**Exercise aim**
Give the total number of lines in the data below that include "placeholder", and nothing else.

**Recorded data**
━━━━

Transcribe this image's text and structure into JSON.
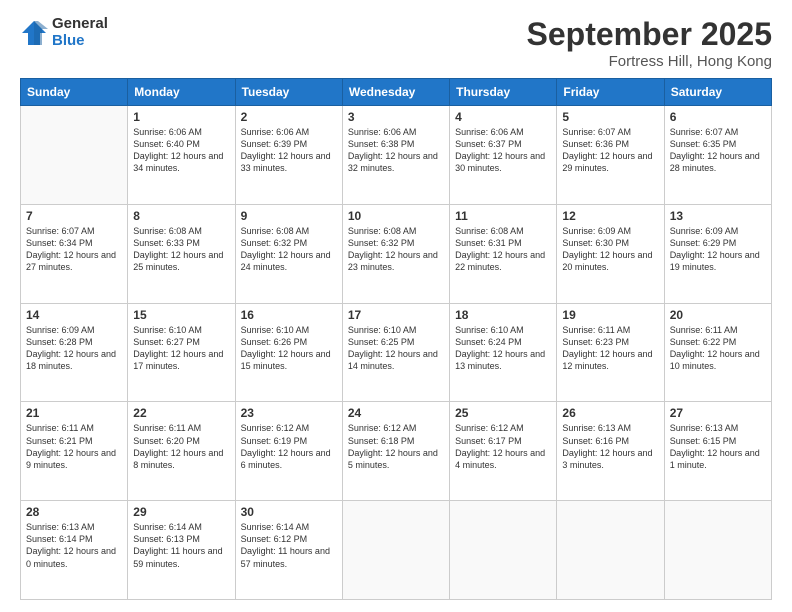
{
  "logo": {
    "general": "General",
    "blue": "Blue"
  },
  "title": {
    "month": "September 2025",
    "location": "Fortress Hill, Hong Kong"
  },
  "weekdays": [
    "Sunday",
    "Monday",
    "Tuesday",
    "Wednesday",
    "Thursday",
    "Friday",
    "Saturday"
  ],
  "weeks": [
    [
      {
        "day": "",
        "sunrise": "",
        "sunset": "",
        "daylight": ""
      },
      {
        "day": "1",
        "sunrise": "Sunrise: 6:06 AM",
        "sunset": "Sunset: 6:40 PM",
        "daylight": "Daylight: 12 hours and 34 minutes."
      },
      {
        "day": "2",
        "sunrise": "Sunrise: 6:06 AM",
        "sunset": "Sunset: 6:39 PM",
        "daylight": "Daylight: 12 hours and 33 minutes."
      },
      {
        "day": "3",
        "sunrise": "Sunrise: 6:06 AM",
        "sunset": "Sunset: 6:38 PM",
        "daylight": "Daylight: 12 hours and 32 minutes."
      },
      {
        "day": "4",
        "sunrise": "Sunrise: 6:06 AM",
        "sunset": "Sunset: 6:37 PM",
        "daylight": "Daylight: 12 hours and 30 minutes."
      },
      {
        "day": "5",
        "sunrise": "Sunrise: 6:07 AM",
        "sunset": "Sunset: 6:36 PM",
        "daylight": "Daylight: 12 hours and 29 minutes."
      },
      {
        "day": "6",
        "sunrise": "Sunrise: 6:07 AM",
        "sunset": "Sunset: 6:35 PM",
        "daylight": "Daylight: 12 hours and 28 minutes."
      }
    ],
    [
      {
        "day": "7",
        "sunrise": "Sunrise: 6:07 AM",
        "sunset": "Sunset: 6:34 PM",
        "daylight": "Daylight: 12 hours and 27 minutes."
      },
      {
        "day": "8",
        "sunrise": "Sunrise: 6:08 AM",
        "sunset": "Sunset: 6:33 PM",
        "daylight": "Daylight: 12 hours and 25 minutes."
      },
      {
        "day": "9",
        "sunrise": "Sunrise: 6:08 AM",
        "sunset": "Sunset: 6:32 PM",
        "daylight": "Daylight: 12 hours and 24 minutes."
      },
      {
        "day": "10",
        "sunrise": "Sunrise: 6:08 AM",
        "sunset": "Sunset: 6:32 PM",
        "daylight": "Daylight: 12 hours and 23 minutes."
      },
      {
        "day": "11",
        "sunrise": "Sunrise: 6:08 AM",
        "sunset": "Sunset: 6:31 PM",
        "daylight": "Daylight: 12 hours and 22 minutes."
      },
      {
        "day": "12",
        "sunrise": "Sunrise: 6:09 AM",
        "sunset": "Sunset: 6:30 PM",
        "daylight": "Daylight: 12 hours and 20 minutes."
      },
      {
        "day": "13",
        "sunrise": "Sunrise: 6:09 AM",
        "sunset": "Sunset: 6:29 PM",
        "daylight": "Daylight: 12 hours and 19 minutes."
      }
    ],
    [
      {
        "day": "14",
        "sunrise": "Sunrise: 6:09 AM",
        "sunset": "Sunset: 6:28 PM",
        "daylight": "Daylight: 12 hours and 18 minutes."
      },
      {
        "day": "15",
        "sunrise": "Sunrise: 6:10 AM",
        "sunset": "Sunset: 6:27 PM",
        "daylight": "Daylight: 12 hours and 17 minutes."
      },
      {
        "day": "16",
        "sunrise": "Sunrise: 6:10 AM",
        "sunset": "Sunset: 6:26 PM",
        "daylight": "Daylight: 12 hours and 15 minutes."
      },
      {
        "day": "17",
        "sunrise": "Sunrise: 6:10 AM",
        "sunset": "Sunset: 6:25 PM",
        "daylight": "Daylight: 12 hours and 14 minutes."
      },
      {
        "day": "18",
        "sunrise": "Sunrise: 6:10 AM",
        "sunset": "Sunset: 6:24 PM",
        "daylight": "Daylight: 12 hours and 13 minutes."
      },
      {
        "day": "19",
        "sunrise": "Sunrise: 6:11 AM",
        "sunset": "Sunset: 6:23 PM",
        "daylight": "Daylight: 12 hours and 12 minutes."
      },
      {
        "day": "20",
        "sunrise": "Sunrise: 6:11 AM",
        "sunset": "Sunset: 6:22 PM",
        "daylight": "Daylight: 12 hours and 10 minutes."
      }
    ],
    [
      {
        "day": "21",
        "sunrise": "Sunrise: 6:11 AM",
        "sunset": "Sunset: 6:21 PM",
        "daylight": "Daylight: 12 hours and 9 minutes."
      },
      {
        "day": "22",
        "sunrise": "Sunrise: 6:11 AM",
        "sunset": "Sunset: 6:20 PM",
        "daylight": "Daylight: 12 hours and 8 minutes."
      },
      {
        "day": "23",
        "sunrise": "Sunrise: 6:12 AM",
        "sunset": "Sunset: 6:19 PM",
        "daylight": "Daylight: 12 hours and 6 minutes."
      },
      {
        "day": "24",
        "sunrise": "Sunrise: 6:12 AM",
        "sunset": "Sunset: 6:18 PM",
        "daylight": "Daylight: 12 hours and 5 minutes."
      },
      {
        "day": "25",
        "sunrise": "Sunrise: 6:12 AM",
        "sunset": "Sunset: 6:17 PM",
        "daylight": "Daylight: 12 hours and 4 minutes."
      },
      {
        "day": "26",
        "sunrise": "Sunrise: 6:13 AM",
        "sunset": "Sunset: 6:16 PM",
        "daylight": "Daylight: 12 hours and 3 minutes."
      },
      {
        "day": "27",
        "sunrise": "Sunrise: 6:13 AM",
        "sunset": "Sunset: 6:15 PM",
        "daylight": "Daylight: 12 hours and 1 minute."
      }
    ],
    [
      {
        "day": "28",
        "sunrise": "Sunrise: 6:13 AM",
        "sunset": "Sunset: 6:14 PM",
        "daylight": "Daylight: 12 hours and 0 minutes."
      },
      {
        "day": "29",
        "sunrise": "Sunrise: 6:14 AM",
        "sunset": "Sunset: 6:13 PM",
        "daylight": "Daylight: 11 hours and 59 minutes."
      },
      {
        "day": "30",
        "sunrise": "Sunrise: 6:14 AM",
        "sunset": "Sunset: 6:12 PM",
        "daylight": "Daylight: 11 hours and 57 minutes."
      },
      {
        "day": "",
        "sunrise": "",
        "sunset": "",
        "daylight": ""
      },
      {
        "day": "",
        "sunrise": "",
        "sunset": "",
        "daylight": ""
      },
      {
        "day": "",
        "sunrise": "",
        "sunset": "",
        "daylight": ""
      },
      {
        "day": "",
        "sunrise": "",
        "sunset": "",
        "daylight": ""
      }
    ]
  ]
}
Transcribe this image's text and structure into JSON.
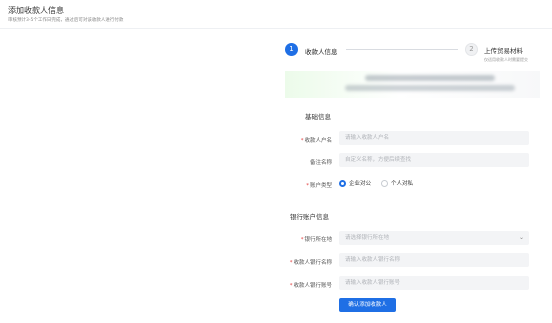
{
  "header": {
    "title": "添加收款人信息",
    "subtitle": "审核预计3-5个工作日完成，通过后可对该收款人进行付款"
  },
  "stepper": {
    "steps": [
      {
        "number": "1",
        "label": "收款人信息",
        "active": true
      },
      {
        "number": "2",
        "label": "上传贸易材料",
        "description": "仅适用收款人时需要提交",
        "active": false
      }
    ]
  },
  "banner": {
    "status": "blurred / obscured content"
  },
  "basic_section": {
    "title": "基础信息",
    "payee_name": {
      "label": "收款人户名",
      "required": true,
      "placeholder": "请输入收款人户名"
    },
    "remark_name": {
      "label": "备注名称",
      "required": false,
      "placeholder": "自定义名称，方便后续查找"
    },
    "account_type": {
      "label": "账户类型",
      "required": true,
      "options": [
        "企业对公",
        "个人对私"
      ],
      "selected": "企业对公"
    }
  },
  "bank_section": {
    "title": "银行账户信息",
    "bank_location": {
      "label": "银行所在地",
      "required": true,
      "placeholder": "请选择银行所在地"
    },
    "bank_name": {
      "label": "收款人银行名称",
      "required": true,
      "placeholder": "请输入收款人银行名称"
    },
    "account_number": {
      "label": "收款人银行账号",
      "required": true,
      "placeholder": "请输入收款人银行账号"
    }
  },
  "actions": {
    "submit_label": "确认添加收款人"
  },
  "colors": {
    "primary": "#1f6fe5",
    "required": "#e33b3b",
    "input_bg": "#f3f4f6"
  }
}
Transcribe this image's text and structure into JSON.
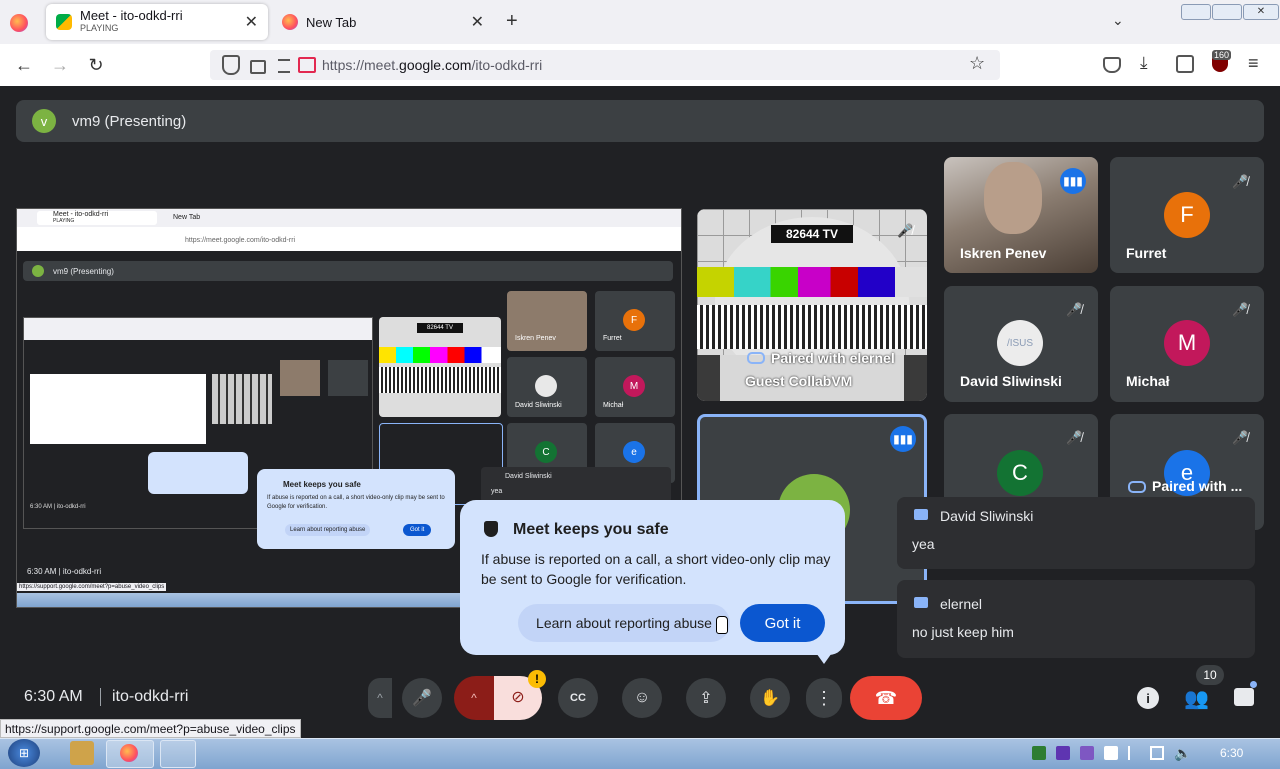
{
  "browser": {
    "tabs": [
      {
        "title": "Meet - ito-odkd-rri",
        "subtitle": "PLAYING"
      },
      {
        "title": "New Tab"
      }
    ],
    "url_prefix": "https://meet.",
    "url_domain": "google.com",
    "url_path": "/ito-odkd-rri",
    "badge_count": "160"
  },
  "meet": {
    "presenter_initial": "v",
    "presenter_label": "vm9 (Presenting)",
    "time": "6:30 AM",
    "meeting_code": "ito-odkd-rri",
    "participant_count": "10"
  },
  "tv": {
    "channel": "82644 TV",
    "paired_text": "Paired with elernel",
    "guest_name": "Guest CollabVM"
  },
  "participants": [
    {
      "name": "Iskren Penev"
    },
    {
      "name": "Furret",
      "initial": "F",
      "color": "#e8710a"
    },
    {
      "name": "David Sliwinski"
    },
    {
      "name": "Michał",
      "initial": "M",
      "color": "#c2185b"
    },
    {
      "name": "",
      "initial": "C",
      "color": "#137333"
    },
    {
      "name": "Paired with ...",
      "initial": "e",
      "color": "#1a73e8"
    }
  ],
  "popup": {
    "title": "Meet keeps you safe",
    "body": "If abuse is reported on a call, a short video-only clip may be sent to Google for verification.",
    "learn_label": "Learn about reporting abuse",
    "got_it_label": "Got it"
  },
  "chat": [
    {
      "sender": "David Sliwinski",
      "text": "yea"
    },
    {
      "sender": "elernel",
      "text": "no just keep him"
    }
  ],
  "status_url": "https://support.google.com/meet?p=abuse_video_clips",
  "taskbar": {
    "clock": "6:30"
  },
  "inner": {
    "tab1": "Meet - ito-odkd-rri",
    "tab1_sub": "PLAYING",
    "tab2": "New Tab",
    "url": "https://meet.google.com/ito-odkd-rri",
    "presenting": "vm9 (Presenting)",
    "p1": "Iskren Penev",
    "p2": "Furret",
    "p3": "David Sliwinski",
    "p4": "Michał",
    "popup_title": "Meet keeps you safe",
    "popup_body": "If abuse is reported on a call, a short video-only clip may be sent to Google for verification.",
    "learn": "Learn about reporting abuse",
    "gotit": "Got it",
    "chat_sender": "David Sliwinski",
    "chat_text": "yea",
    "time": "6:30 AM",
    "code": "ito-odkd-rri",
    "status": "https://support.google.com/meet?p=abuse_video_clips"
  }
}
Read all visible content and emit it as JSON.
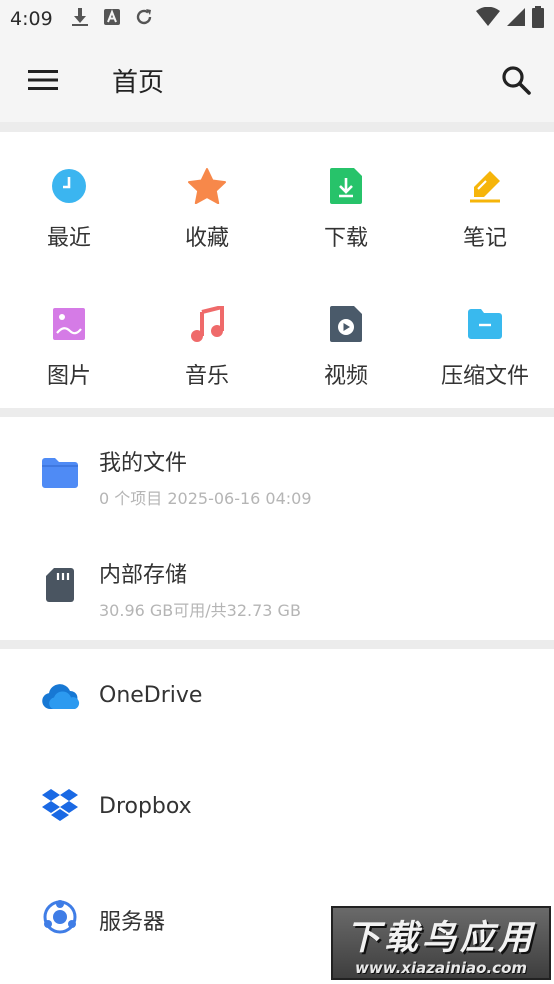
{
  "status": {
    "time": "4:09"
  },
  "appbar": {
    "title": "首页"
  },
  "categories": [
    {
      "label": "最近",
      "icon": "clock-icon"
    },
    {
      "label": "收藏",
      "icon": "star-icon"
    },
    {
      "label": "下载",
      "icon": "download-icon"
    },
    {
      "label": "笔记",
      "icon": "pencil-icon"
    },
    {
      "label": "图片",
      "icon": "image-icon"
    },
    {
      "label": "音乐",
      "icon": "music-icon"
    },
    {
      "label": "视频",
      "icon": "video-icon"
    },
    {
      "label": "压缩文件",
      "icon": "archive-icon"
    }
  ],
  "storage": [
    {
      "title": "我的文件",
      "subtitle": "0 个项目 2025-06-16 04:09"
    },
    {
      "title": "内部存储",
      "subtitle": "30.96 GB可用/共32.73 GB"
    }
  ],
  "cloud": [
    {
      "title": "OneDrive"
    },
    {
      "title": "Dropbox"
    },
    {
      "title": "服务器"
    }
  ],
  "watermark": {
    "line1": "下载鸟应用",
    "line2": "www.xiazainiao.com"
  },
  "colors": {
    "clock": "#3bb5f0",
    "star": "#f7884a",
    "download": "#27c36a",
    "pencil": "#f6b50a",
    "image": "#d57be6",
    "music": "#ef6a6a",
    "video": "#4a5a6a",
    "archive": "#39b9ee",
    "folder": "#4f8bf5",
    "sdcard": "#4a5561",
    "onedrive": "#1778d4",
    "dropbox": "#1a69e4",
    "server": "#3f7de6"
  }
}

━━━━

**Response to this exercise**
5